2013-12-02 12:12:56.731229+00 by meuon 3 comments

High quality machine work, and wood working, exposed:

Making Fletcher Capstan Tables - The making of the these is incredible. much more complicated than I expected.

Blastoline Decoliner - a hand made "automotive" sculpture by Blastolene

[ related topics: Movies Work, productivity and environment Furniture Woodworking ]

comments in ascending chronological order (reverse):

#Comment Re: made: 2013-12-02 16:58:44.830464+00 by: Dan Lyke

I've looked through Jupe tables a bit, and followed the Waterfront Woods build log of a traditional Jupe table, so I kinda had a view, but I didn't know that they used the skirt to build the full round shape, and I'm impressed by the smoothness of that mechanism and the little overexpansion that happens before the final click into place.

Seriously want to try building something like one of these at some point...

And there are some cool in-process build pictures of the Blastolene Decoliner here, and damn that's cool.

I've been musing over how cool it'd be to take street rods and rebuild them as mid-range electrics, replacing all the heavy sheet metal with carbon fiber or fiberglass.

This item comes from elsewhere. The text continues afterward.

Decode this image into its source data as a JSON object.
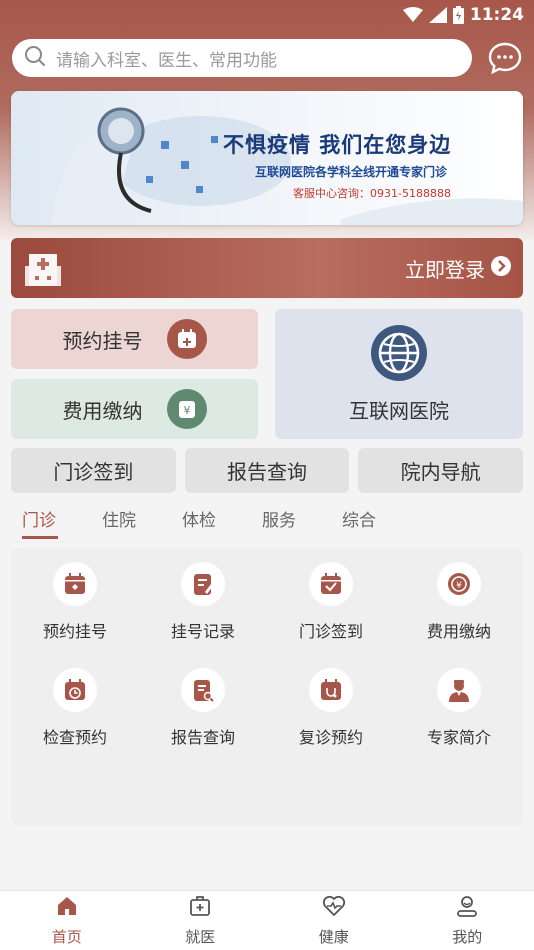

Looks like Blastolene is about just building cool street rod stuff from the ground up...

#Comment Re: made: 2013-12-02 18:53:01.539545+00 by: meuon

Thanks, I was looking for more info on the DecoLiner.

My pick for a mid-range/short range electric would be a modern uber-light frame/suspension and an aluminum or carbon fiber body body like a Porche 356 convertible. (Fiberglass is strong, but heavy)

It's time to consider automobile chassis as a long term investment, modern mechanical technologies should last 50+ years of use with some routine maintenance. Drivetrains should be something that are being developed, and should be upgradable/swappable without scrapping the entire thing. Some industry wide long term standards would be the trick.

#Comment Re: made: 2013-12-02 19:02:31.554893+00 by: Dan Lyke

I suspect that materials science and design analysis (as a part of unibody construction) are moving forward far faster than interchangeable chassis parts would allow. Just look at crash-worthyness of modern cars vs 50 years ago; much of that's in the sheet metal and with a much lighter frame.

Oh for the "every body you wanted bolts quickly and easily on to a VW Bug frame" days...